How Do I Chant with Children?

Chanting around and with children can add a challenge to your daily practice.

Mothers have asked me, “I have a baby. How do I chant if they are up?” Another mother might say, “My kids act up when I sit down to chant? What should I do?”

Since these questions come up with regularity I asked three mothers what they would say. In this post I’ll share with you what we discussed.

Chanting Around a Baby

Be Flexible

One mother who had a baby soon after starting her practice advised, “Just do what you can and don’t feel at all guilty, if you can’t do the full practice. Chant whenever, wherever, whatever.


Chant whenever you can, for example, while the baby is napping, when you have small bits of time. She held the baby on her lap while chanting.


Do it wherever you can. You don’t have to sit in front of your Gohonzon, since your Gohonzon is in your heart. Sometimes she chanted in the shower or in the car.


If you can do the full practice, good, but if you can only chant Nam-Myoho-Renge-Kyo three times, do that. Just do something every day.

Chanting Around a Child with a Mental Health Problem

This mother said, “My child has a mental health problem. He is very demanding and interrupts constantly. When I get angry the whole situation goes downhill. It’s ugly.”

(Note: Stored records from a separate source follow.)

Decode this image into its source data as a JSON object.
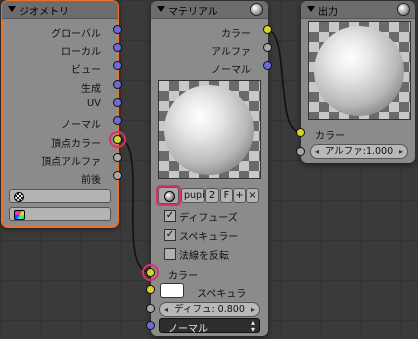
{
  "colors": {
    "vector_socket": "#6b6bd6",
    "color_socket": "#d4d42a",
    "value_socket": "#a8a8a8",
    "highlight": "#e0306a",
    "selected_outline": "#e8732b"
  },
  "geometry_node": {
    "title": "ジオメトリ",
    "outputs": [
      "グローバル",
      "ローカル",
      "ビュー",
      "生成",
      "UV",
      "ノーマル",
      "頂点カラー",
      "頂点アルファ",
      "前後"
    ],
    "field1_icon": "checker-icon",
    "field2_icon": "color-palette-icon"
  },
  "material_node": {
    "title": "マテリアル",
    "outputs": [
      "カラー",
      "アルファ",
      "ノーマル"
    ],
    "material_name": "pupi",
    "users": "2",
    "fake_user": "F",
    "add": "+",
    "remove": "×",
    "checks": [
      {
        "label": "ディフューズ",
        "checked": true
      },
      {
        "label": "スペキュラー",
        "checked": true
      },
      {
        "label": "法線を反転",
        "checked": false
      }
    ],
    "input_color": "カラー",
    "specular_label": "スペキュラ",
    "diffuse_field": "ディフュ: 0.800",
    "normal_select": "ノーマル"
  },
  "output_node": {
    "title": "出力",
    "input_color": "カラー",
    "alpha_field": "アルファ:1.000"
  }
}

Initially, she expected her child to change. One day she realized that this wasn’t going to happen. She determined that the change was going to have to come from her.

When she chanted about the situation, she realized that her child’s function was to help her by forging her, strengthening her through the struggle. The child’s role was to be himself; hers was to challenge the difficulties this created. She did what she could. Frequently this was not a full practice, but she made sure she did something every day.

Even though the situation remained the same, seeing it this way changed her feelings about it. Instead of being in mud up to her eyebrows, she had room to breathe again.

Possible Ways to Chant

If you are dealing with a difficult situation such as this one, here are some things you might chant about.

  • Am I taking care of myself? What are some other things I might do?
  • Chant to connect with your child’s Buddha Nature.
  • Chant for your child’s happiness
  • Chant for your happiness
  • Chant for patience and forbearance
  • Ask, are there ways I can make my chanting special for my child?

Chanting with Four School Age Children

This experienced mother acknowledged that chanting around four children can be a big challenge. Getting everyone off in the morning didn’t work when she tried to do her practice first thing. So she changed her schedule. Instead she made sure the children chanted Nam-Myoho-Renge-Kyo three times and did the first prayer for their protection, before they left the house.

While they were at school, she chanted about how to work her chanting into her schedule. She realized that she didn’t want to yell at the kids as she didn’t want them to see chanting as a negative. So, after they left she did her full practice and again before they came home from school. In the evenings she would do short stretches of daimoku as she wanted them to see her chant.

She reflected on how she had seen President Daisaku Ikeda handle a crying child in a meeting. The mother was going to take the child out when President Ikeda stopped her. He said, “That child is doing what he should be doing, his work. Be patient with your child.”

Recognize Their Positive Behavior

This mother, a Head Start teacher, figured out a positive way to handle difficult behaviors.

  • Try to see what your child needs.
  • Reward her when she does something positive, like let you chant for five minutes.
  • Be specific.  Recognize and describe what she did, that you wish she would do again.”When you read your book while I chanted, it helped me to chant.”
  • Have some special toys your child can use only when you are chanting

This way you give your child what she needs emotionally, some recognition. She won’t feel shut out.

Ignore Negative Attention Getting Behavior

She found if she pushed her children away or got angry, the behavior would tend to escalate, so she ignored negative attention getting behavior.

Chant for a Resolution to the Problem

She chanted for the resolution of the problem. When she did this, the children tended to settle down as their Buddha Nature responded.

Be Inclusive

With a young child, teach them how to ding the bell. Let them sit on your lap or play with special toys that are only available during the time you chant.

You can teach your children to chant at any age. Show them how to set a goal for themselves as they become old enough to be able to understand what you are doing. Some really love to chant with their parents, others would prefer not to. Whatever happens remember that it only takes one person chanting in a family to move the whole family in a progressive direction.


If you have other experiences where you have worked out a successful way to chant with children, please share them with me or by commenting.

Next Topic: 6 Ways to Grow a Consistent Practice